§ **Prompt**:
Within the entries below, find every line that has the string "icon", then copy it.

··· Given data ···

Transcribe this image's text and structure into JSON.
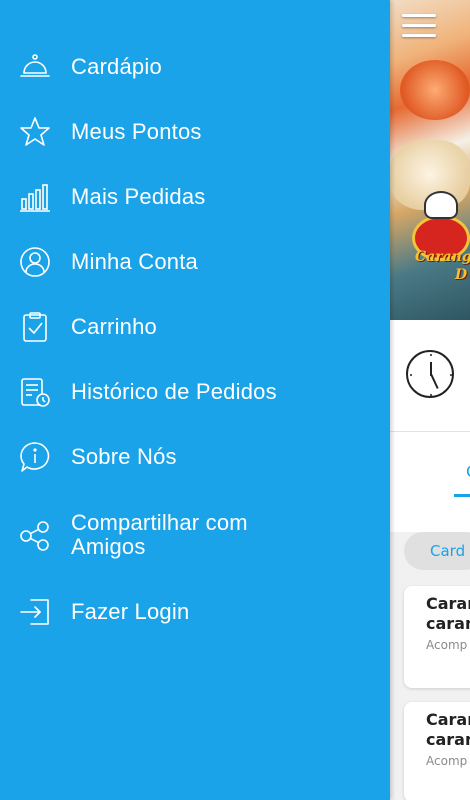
{
  "drawer": {
    "background": "#1aa3e8",
    "items": [
      {
        "label": "Cardápio",
        "icon": "cloche-icon"
      },
      {
        "label": "Meus Pontos",
        "icon": "star-icon"
      },
      {
        "label": "Mais Pedidas",
        "icon": "bar-chart-icon"
      },
      {
        "label": "Minha Conta",
        "icon": "user-circle-icon"
      },
      {
        "label": "Carrinho",
        "icon": "clipboard-check-icon"
      },
      {
        "label": "Histórico de Pedidos",
        "icon": "order-history-icon"
      },
      {
        "label": "Sobre Nós",
        "icon": "info-bubble-icon"
      },
      {
        "label": "Compartilhar com Amigos",
        "label_line1": "Compartilhar com",
        "label_line2": "Amigos",
        "icon": "share-icon"
      },
      {
        "label": "Fazer Login",
        "icon": "login-icon"
      }
    ]
  },
  "background_app": {
    "brand_line1": "Carang",
    "brand_line2": "D",
    "category_tab": "C",
    "category_chip": "Card",
    "cards": [
      {
        "title_line1": "Caran",
        "title_line2": "caran",
        "subtitle": "Acomp"
      },
      {
        "title_line1": "Caran",
        "title_line2": "caran",
        "subtitle": "Acomp"
      }
    ],
    "accent_color": "#1aa3e8"
  }
}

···

§ **Solution to this task**:
        "icon": "cloche-icon"
        "icon": "star-icon"
        "icon": "bar-chart-icon"
        "icon": "user-circle-icon"
        "icon": "clipboard-check-icon"
        "icon": "order-history-icon"
        "icon": "info-bubble-icon"
        "icon": "share-icon"
        "icon": "login-icon"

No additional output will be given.